Submission of written work and lateness penalty: Assignments are due at the end of the day (23:59) on the date specified in this syllabus. Assignments 3, 4, and 5 will not be accepted after the due date. The late submission of an essay (assignments 6 and 8) will be penalized in an exponential manner. For each day an assignment is late, the penalty will be as follows: 2%, 4%, 8%, 16%, 32%, 64%, 100%. This late penalty applies to weekends and holidays as well. No assignments will be accepted after seven days without a valid medical certificate. The Department of History will not be held responsible for any late assignments that go missing. Be sure to retain a copy of your paper and keep all your notes and drafts. If you have extenuating circumstances that will prevent you from submitting your assignment on time, discuss your situation with me well in advance of the due date.
Illness and absences: Notify me as soon as possible if a serious illness or other concern is affecting your ability to keep up with the course. It is also wise to contact the UNBC Wellness Centre or the Registrar’s Office if you are experiencing academic or personal difficulties.
Academic honesty and plagiarism: Authors do not cite sources properly merely to avoid accusations of plagiarism but also to establish credibility, bring other work to the reader’s attention, and demonstrate competing viewpoints.
The University of Northern British Columbia takes academic honesty very seriously. Any suspected cases of plagiarism will be investigated and academic offences could lead to permanent expulsion from UNBC. More information on the University’s procedures on academic offences can be found here: http://www.unbc.ca/calendar/undergraduate/regulations
The code of academic conduct disallows the following:
- to represent as one’s own any idea or expression of an idea or work of another in any academic examination or term test or in connection with any other form of academic work, i.e. to commit plagiarism;
- to submit, without the knowledge and approval of the instructor to whom it is submitted, any academic work for which credit has previously been obtained or is being sought in another course or program of study in the university or elsewhere.
Accessibility and Accommodations: Students with diverse learning styles and needs are welcome in this course. If you have a disability or health consideration that may require course format accommodation, please feel free to approach me to discuss your needs. If you require accommodations for a disability or if you have accessibility concerns about the course, the classroom, or course materials, please contact the Access Resource Centre for Students with Disabilities at firstname.lastname@example.org (http://www.unbc.ca/access-resource-centre/contact).

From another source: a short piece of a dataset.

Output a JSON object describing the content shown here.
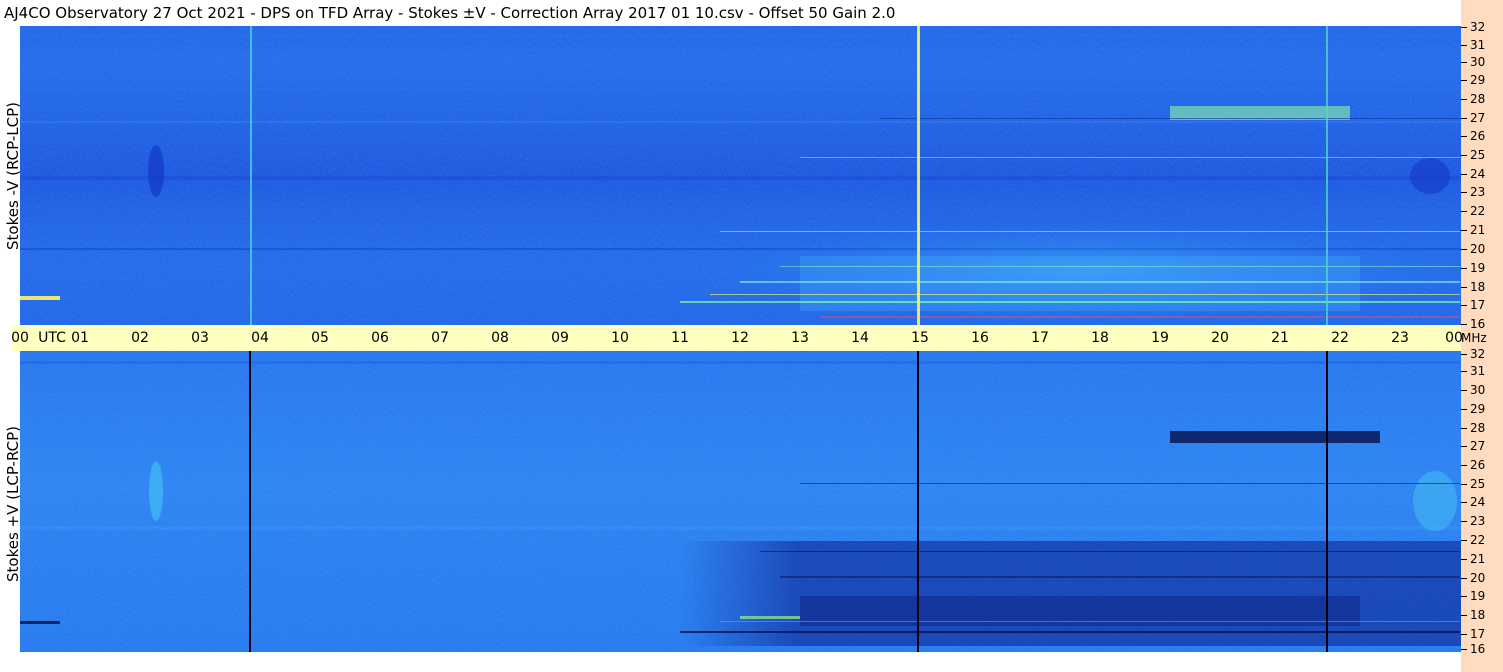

Student conduct: The University of Northern British Columbia is an academic community whose purpose is to search for knowledge through teaching, research, and the free exchange of ideas. As such, UNBC is committed to developing among its members an enduring sense of community rooted in a working and learning environment which emphasizes mutual respect and tolerance and which is free from discrimination, harassment, disruptive behaviour, and violence. The members of the UNBC community include students, faculty, staff, administrators, governors, senators, and, in certain contexts, visitors. In order for the members of the university community to participate fully and effectively in the university’s purpose, certain standards of conduct must be recognized and respected. The university’s policy and procedures involving disruptive and/or harassing behaviour by students in academic situations is available on this website: